Dataset rows for apps and sites
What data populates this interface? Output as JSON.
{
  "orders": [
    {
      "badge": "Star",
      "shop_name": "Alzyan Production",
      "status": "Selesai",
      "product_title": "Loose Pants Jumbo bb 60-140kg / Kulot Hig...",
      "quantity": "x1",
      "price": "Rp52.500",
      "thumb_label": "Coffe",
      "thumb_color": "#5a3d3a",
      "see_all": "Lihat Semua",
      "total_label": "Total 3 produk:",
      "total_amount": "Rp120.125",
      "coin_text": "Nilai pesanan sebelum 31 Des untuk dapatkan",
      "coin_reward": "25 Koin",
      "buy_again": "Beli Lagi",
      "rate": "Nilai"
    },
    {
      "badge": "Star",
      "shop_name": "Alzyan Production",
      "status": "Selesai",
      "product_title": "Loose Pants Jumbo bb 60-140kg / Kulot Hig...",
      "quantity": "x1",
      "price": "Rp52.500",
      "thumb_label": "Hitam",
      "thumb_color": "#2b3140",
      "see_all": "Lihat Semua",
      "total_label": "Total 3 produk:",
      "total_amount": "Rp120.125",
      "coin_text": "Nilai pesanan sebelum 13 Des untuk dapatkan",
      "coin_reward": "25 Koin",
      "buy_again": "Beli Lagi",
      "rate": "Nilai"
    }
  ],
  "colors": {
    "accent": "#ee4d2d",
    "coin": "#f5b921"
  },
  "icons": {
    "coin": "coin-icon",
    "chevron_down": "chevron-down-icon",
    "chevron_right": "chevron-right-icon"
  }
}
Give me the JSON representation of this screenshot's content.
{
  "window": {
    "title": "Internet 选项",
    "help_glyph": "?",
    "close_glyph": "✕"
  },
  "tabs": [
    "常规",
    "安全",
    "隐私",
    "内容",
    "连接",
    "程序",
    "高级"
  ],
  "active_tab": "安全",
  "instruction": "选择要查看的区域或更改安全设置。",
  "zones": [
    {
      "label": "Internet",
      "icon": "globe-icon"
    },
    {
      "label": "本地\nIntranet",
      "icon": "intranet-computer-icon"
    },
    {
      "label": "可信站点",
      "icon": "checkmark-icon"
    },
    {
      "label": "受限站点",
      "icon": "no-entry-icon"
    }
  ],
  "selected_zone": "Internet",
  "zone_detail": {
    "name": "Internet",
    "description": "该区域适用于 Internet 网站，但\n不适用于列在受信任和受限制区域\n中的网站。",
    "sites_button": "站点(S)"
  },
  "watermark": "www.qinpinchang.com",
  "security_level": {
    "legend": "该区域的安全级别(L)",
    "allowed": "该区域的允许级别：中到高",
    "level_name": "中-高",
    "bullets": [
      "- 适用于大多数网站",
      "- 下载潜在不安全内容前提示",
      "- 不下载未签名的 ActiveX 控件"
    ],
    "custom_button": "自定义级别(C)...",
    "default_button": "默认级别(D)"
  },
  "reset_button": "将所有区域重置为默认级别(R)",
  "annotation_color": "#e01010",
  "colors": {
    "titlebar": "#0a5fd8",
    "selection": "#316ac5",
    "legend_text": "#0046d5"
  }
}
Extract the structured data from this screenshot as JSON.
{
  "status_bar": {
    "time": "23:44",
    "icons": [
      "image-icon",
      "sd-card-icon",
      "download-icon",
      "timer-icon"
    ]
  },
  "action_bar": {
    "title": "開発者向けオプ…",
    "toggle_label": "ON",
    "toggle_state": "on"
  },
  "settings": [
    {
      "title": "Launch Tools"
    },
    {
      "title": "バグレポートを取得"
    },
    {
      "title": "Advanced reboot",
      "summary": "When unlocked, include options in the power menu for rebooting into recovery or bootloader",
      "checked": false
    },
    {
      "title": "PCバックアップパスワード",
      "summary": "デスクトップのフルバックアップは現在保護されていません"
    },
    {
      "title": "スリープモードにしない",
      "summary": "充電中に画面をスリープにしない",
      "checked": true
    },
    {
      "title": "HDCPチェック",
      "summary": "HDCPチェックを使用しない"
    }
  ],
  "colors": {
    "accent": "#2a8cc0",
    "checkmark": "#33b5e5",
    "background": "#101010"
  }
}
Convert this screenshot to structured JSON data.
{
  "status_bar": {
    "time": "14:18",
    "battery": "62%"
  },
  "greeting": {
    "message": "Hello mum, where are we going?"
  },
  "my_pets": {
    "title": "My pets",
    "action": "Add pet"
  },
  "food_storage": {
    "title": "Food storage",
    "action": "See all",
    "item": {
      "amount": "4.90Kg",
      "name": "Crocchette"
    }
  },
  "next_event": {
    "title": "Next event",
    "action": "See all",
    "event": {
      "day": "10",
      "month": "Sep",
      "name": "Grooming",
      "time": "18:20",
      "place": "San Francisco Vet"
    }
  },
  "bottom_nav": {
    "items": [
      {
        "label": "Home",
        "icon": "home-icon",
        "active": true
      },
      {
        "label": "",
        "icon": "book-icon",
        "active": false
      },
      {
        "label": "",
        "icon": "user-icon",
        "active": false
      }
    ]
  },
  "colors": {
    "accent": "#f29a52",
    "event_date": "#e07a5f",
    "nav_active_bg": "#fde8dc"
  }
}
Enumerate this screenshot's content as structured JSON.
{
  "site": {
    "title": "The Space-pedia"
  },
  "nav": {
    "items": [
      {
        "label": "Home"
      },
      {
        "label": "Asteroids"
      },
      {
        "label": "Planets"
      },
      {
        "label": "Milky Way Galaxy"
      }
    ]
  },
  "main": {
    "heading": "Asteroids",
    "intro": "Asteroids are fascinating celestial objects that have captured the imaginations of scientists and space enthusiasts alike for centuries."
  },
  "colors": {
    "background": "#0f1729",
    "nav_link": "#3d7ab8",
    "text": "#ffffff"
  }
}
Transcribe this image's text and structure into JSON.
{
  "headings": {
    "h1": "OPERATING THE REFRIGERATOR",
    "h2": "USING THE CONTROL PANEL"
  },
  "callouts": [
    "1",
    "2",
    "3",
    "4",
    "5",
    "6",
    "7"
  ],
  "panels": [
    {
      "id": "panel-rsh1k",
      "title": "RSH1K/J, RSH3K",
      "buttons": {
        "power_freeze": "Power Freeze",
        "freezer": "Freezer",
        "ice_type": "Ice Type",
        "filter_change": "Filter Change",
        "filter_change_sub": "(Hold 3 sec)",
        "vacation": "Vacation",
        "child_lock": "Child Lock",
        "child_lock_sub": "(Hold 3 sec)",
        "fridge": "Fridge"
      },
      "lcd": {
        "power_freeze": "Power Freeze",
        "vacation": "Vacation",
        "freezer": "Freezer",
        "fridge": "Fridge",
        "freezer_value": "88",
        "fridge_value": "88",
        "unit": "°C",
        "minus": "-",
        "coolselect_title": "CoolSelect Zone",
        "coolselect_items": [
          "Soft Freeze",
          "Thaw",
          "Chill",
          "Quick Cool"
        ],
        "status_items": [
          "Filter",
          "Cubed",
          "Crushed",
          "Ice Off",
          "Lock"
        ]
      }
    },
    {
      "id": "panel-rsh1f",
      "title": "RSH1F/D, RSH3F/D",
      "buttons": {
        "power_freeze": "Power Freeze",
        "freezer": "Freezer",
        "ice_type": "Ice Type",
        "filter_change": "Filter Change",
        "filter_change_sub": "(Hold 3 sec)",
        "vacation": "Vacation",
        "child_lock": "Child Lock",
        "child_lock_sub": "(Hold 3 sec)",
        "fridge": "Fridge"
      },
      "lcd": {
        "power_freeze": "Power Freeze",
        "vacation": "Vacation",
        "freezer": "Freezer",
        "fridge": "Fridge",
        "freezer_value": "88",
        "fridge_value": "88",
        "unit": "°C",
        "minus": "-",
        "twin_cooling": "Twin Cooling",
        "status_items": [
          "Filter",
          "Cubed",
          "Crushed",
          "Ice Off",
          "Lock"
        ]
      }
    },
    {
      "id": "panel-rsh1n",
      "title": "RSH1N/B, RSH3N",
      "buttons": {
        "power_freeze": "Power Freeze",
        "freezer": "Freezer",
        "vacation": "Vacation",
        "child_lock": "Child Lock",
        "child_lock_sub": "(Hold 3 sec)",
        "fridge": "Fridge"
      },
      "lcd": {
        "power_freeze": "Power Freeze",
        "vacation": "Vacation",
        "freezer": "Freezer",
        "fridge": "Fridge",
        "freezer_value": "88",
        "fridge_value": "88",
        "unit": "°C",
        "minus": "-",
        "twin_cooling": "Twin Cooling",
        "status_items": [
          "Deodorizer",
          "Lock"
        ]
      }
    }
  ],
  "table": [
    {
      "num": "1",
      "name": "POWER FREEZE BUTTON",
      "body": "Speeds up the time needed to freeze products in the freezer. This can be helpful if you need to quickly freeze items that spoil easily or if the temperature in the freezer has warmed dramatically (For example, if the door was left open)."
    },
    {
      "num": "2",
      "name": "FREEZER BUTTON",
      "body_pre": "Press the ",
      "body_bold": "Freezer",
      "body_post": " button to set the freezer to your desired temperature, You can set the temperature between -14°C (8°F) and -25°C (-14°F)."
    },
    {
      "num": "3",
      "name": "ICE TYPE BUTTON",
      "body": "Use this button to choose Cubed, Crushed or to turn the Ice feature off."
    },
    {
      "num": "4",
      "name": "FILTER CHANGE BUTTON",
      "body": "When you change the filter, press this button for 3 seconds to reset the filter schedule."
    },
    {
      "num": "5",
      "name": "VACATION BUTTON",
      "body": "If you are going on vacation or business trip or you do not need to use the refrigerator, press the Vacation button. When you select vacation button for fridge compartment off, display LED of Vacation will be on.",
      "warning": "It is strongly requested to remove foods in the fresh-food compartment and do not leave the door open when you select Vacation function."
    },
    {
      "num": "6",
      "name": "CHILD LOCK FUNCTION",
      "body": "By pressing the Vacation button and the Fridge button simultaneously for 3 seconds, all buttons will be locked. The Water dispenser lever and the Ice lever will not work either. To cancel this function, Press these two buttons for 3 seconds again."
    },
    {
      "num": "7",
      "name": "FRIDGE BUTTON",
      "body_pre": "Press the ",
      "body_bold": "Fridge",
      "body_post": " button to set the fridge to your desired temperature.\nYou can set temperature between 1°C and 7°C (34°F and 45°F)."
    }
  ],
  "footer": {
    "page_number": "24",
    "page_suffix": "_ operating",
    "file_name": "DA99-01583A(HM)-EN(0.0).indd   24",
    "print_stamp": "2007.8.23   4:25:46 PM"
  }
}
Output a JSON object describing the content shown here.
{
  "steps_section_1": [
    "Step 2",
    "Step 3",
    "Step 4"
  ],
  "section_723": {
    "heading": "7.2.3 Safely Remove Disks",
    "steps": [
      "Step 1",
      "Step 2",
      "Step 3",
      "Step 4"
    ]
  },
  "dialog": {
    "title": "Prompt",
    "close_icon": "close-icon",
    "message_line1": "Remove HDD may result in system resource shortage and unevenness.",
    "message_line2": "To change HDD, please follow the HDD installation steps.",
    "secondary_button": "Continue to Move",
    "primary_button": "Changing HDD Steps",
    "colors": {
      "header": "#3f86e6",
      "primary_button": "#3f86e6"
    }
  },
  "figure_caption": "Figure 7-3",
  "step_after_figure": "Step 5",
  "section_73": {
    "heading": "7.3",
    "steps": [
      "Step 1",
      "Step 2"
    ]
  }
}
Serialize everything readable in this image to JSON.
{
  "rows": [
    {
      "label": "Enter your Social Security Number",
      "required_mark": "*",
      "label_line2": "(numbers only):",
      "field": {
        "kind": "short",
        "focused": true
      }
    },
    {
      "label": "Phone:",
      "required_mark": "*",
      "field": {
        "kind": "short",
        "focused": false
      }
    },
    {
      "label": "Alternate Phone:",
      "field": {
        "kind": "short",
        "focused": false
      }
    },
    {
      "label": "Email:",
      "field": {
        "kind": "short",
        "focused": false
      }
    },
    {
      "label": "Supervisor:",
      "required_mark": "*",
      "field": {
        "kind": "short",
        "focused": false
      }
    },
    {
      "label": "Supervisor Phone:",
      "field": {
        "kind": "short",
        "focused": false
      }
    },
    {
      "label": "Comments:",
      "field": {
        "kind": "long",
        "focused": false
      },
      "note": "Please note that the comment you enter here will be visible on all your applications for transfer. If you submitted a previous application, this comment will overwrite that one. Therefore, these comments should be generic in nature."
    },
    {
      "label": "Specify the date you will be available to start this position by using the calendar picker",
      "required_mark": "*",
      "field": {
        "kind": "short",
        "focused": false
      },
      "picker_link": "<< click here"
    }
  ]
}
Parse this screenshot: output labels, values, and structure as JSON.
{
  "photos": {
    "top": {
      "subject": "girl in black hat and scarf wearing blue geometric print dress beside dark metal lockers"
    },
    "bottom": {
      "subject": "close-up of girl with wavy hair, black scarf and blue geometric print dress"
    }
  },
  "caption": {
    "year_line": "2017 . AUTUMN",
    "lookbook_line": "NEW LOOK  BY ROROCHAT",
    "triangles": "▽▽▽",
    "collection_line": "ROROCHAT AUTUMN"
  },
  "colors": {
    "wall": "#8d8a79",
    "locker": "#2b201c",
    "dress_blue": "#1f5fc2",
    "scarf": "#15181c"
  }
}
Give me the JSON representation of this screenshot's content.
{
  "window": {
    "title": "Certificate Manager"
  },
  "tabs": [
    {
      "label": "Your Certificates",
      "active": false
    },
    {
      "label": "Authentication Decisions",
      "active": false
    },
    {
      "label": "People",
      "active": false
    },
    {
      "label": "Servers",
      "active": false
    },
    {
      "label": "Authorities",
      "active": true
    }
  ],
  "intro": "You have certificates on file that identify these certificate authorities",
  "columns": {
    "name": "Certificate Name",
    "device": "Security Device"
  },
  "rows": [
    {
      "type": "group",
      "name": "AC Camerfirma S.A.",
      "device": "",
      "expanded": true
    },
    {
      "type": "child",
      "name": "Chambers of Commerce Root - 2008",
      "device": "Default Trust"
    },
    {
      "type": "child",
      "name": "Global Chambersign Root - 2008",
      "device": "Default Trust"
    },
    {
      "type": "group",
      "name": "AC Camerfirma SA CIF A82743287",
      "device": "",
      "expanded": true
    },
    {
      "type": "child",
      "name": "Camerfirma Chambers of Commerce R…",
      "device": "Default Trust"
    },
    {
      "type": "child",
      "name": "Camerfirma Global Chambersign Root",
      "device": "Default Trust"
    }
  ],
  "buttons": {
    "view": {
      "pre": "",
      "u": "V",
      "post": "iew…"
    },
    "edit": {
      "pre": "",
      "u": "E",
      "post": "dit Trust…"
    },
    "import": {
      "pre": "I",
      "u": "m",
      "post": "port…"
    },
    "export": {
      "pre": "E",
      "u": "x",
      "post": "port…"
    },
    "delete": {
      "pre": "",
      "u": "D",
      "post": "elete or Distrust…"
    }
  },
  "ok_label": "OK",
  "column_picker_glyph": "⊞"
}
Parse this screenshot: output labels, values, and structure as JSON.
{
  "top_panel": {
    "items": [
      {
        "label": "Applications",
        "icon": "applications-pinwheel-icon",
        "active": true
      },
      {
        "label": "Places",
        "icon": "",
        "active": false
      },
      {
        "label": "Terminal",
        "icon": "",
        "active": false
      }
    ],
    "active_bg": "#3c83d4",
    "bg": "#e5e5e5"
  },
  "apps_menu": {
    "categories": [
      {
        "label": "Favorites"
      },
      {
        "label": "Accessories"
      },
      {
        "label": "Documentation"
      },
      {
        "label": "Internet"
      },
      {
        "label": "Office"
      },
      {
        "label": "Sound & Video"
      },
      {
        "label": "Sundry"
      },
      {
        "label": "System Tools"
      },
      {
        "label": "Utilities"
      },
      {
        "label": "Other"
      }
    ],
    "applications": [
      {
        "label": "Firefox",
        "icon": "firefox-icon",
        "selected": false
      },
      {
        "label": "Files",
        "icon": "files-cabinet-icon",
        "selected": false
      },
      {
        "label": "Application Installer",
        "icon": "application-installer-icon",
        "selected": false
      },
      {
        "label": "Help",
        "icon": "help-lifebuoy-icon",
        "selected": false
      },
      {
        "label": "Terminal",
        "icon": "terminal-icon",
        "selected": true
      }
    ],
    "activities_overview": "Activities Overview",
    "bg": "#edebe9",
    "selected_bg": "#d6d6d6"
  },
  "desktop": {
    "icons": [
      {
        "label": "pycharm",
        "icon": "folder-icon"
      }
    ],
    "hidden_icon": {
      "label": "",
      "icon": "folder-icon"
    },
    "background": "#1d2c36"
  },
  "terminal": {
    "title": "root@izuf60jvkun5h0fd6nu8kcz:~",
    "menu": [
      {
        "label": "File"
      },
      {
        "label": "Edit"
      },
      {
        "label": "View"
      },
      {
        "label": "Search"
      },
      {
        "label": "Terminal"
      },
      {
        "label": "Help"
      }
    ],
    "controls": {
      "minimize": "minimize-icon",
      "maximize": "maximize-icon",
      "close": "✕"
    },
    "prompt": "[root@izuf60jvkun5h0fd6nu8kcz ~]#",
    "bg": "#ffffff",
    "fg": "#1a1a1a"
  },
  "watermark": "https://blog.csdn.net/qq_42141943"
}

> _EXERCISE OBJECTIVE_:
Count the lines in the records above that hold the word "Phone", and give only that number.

> _ANSWER AREA_:
3